Work instructions - Your response should contain every line from the data below that holds the string "text".
*** Provided material ***
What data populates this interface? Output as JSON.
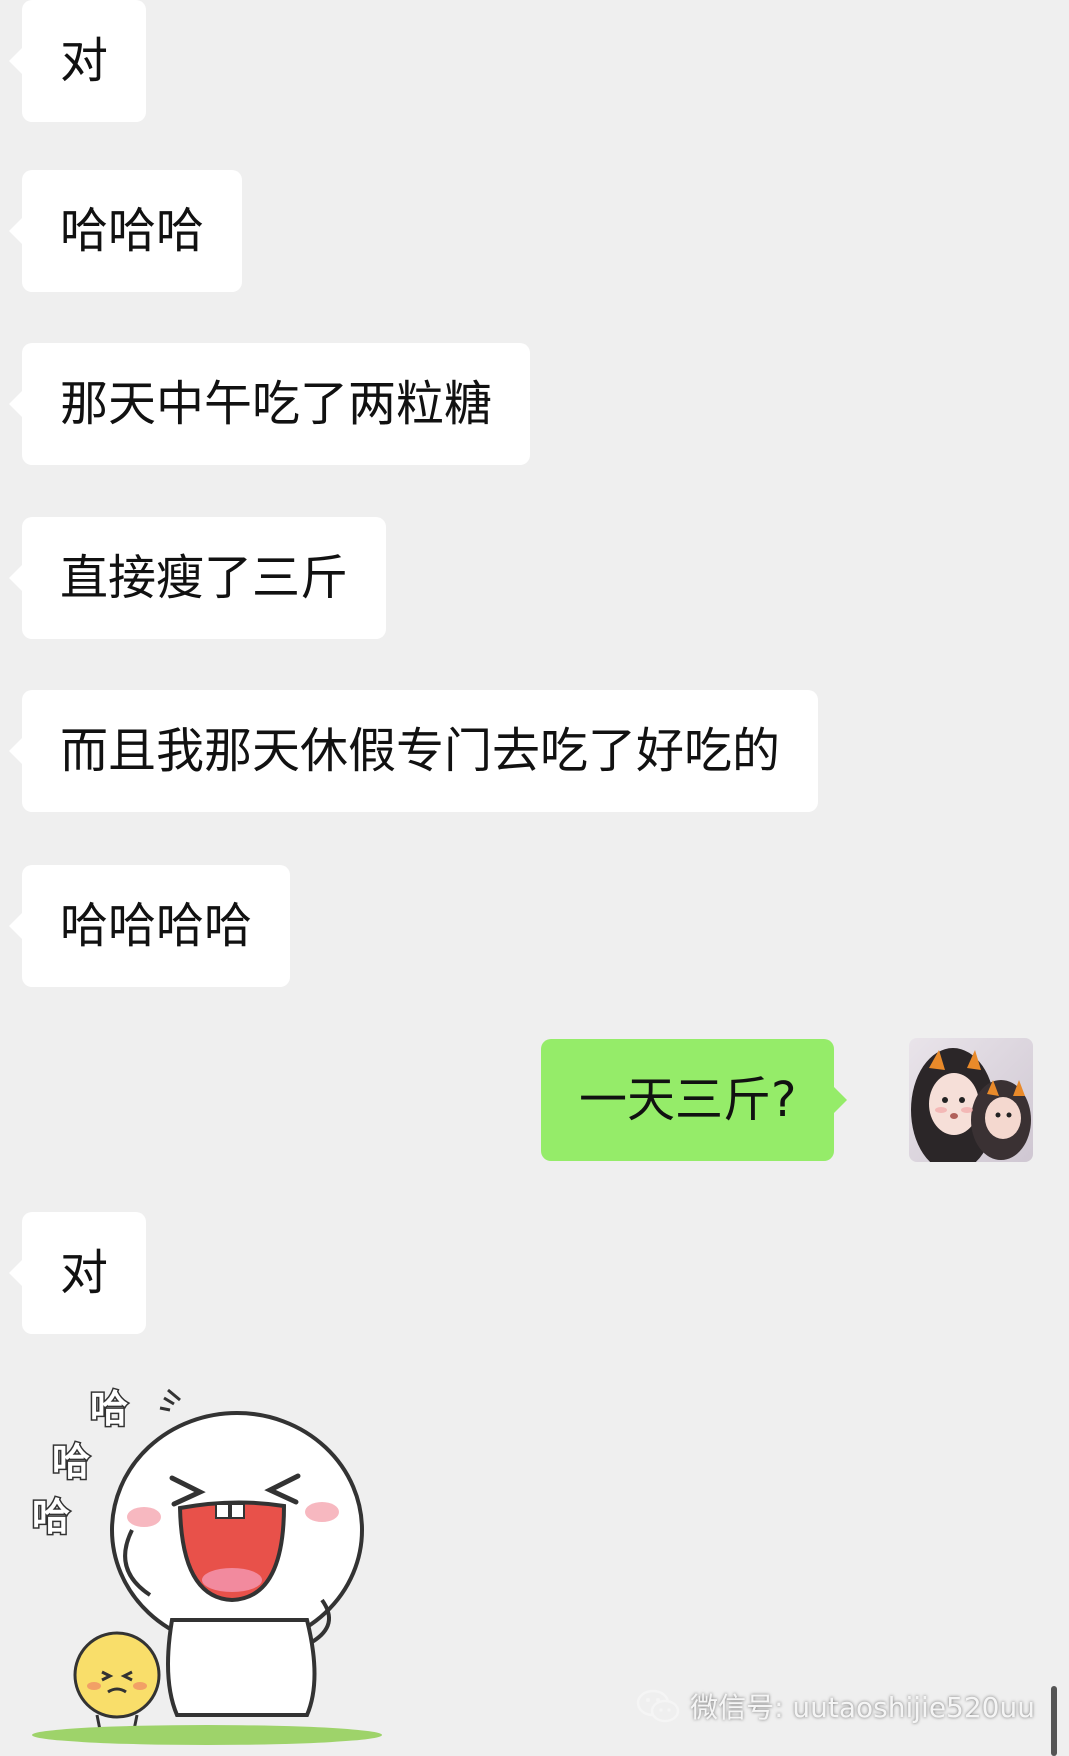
{
  "colors": {
    "background": "#efefef",
    "incoming_bubble": "#ffffff",
    "outgoing_bubble": "#95ec69",
    "text": "#111111"
  },
  "messages": [
    {
      "direction": "in",
      "text": "对"
    },
    {
      "direction": "in",
      "text": "哈哈哈"
    },
    {
      "direction": "in",
      "text": "那天中午吃了两粒糖"
    },
    {
      "direction": "in",
      "text": "直接瘦了三斤"
    },
    {
      "direction": "in",
      "text": "而且我那天休假专门去吃了好吃的"
    },
    {
      "direction": "in",
      "text": "哈哈哈哈"
    },
    {
      "direction": "out",
      "text": "一天三斤?"
    },
    {
      "direction": "in",
      "text": "对"
    }
  ],
  "sticker": {
    "chars": [
      "哈",
      "哈",
      "哈"
    ]
  },
  "avatar": {
    "icon": "user-avatar-photo"
  },
  "watermark": {
    "text": "微信号: uutaoshijie520uu",
    "icon": "wechat-icon"
  }
}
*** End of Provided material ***
Completed exercise -
    "text": "#111111"
      "text": "对"
      "text": "哈哈哈"
      "text": "那天中午吃了两粒糖"
      "text": "直接瘦了三斤"
      "text": "而且我那天休假专门去吃了好吃的"
      "text": "哈哈哈哈"
      "text": "一天三斤?"
      "text": "对"
    "text": "微信号: uutaoshijie520uu",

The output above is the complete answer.